** Opening Supplied material block **
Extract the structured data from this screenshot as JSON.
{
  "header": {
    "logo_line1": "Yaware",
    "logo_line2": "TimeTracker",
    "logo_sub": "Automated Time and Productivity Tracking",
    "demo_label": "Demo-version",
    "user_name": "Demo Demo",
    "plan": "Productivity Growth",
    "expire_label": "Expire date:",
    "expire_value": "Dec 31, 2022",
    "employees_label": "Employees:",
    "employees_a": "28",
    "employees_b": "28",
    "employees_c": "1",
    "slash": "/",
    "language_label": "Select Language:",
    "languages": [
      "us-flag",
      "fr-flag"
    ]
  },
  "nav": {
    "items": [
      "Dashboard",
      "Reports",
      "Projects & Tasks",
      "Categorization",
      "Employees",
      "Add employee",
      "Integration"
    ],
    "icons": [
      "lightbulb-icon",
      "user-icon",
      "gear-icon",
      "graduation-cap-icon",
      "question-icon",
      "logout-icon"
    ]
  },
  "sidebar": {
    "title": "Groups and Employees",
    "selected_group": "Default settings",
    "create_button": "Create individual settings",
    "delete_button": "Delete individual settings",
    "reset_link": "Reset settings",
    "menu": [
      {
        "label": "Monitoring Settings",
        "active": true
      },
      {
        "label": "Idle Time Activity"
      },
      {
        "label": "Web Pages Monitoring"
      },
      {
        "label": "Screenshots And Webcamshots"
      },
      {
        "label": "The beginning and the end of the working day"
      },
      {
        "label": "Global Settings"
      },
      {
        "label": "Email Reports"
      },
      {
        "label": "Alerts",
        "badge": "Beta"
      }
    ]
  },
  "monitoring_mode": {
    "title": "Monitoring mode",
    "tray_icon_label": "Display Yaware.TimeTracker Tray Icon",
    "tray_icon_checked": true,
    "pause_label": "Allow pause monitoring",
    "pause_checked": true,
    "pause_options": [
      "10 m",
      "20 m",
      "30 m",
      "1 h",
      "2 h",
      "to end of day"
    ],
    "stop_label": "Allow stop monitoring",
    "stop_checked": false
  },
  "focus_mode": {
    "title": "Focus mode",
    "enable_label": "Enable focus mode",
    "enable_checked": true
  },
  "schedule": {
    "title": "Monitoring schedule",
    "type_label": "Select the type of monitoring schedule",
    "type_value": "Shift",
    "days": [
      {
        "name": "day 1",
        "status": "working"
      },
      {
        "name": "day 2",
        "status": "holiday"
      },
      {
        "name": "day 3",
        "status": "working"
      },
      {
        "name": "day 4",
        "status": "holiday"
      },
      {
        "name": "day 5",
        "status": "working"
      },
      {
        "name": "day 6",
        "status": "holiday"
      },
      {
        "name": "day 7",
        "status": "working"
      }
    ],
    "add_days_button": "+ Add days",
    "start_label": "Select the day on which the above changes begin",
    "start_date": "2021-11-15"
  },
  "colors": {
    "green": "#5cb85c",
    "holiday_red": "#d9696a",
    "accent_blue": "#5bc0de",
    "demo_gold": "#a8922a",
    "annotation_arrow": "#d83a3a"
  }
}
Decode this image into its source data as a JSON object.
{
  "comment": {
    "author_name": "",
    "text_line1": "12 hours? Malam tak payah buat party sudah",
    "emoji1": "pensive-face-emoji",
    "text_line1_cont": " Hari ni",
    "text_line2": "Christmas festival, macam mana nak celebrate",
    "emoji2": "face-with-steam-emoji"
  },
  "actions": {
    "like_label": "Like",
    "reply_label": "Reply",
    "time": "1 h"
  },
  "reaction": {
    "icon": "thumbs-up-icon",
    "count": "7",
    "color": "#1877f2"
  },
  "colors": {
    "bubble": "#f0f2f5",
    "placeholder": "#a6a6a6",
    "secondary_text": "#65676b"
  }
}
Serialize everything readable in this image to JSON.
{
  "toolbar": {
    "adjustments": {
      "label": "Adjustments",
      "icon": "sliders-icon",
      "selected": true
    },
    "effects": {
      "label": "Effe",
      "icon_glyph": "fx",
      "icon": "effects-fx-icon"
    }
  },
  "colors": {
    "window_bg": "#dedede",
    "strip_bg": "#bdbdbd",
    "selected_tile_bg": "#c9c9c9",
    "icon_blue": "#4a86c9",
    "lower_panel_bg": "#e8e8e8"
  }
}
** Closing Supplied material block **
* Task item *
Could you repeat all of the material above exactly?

* Finished exercise *
Extract the structured data from this screenshot as JSON.
{
  "header": {
    "logo_line1": "Yaware",
    "logo_line2": "TimeTracker",
    "logo_sub": "Automated Time and Productivity Tracking",
    "demo_label": "Demo-version",
    "user_name": "Demo Demo",
    "plan": "Productivity Growth",
    "expire_label": "Expire date:",
    "expire_value": "Dec 31, 2022",
    "employees_label": "Employees:",
    "employees_a": "28",
    "employees_b": "28",
    "employees_c": "1",
    "slash": "/",
    "language_label": "Select Language:",
    "languages": [
      "us-flag",
      "fr-flag"
    ]
  },
  "nav": {
    "items": [
      "Dashboard",
      "Reports",
      "Projects & Tasks",
      "Categorization",
      "Employees",
      "Add employee",
      "Integration"
    ],
    "icons": [
      "lightbulb-icon",
      "user-icon",
      "gear-icon",
      "graduation-cap-icon",
      "question-icon",
      "logout-icon"
    ]
  },
  "sidebar": {
    "title": "Groups and Employees",
    "selected_group": "Default settings",
    "create_button": "Create individual settings",
    "delete_button": "Delete individual settings",
    "reset_link": "Reset settings",
    "menu": [
      {
        "label": "Monitoring Settings",
        "active": true
      },
      {
        "label": "Idle Time Activity"
      },
      {
        "label": "Web Pages Monitoring"
      },
      {
        "label": "Screenshots And Webcamshots"
      },
      {
        "label": "The beginning and the end of the working day"
      },
      {
        "label": "Global Settings"
      },
      {
        "label": "Email Reports"
      },
      {
        "label": "Alerts",
        "badge": "Beta"
      }
    ]
  },
  "monitoring_mode": {
    "title": "Monitoring mode",
    "tray_icon_label": "Display Yaware.TimeTracker Tray Icon",
    "tray_icon_checked": true,
    "pause_label": "Allow pause monitoring",
    "pause_checked": true,
    "pause_options": [
      "10 m",
      "20 m",
      "30 m",
      "1 h",
      "2 h",
      "to end of day"
    ],
    "stop_label": "Allow stop monitoring",
    "stop_checked": false
  },
  "focus_mode": {
    "title": "Focus mode",
    "enable_label": "Enable focus mode",
    "enable_checked": true
  },
  "schedule": {
    "title": "Monitoring schedule",
    "type_label": "Select the type of monitoring schedule",
    "type_value": "Shift",
    "days": [
      {
        "name": "day 1",
        "status": "working"
      },
      {
        "name": "day 2",
        "status": "holiday"
      },
      {
        "name": "day 3",
        "status": "working"
      },
      {
        "name": "day 4",
        "status": "holiday"
      },
      {
        "name": "day 5",
        "status": "working"
      },
      {
        "name": "day 6",
        "status": "holiday"
      },
      {
        "name": "day 7",
        "status": "working"
      }
    ],
    "add_days_button": "+ Add days",
    "start_label": "Select the day on which the above changes begin",
    "start_date": "2021-11-15"
  },
  "colors": {
    "green": "#5cb85c",
    "holiday_red": "#d9696a",
    "accent_blue": "#5bc0de",
    "demo_gold": "#a8922a",
    "annotation_arrow": "#d83a3a"
  }
}
Decode this image into its source data as a JSON object.
{
  "comment": {
    "author_name": "",
    "text_line1": "12 hours? Malam tak payah buat party sudah",
    "emoji1": "pensive-face-emoji",
    "text_line1_cont": " Hari ni",
    "text_line2": "Christmas festival, macam mana nak celebrate",
    "emoji2": "face-with-steam-emoji"
  },
  "actions": {
    "like_label": "Like",
    "reply_label": "Reply",
    "time": "1 h"
  },
  "reaction": {
    "icon": "thumbs-up-icon",
    "count": "7",
    "color": "#1877f2"
  },
  "colors": {
    "bubble": "#f0f2f5",
    "placeholder": "#a6a6a6",
    "secondary_text": "#65676b"
  }
}
Serialize everything readable in this image to JSON.
{
  "toolbar": {
    "adjustments": {
      "label": "Adjustments",
      "icon": "sliders-icon",
      "selected": true
    },
    "effects": {
      "label": "Effe",
      "icon_glyph": "fx",
      "icon": "effects-fx-icon"
    }
  },
  "colors": {
    "window_bg": "#dedede",
    "strip_bg": "#bdbdbd",
    "selected_tile_bg": "#c9c9c9",
    "icon_blue": "#4a86c9",
    "lower_panel_bg": "#e8e8e8"
  }
}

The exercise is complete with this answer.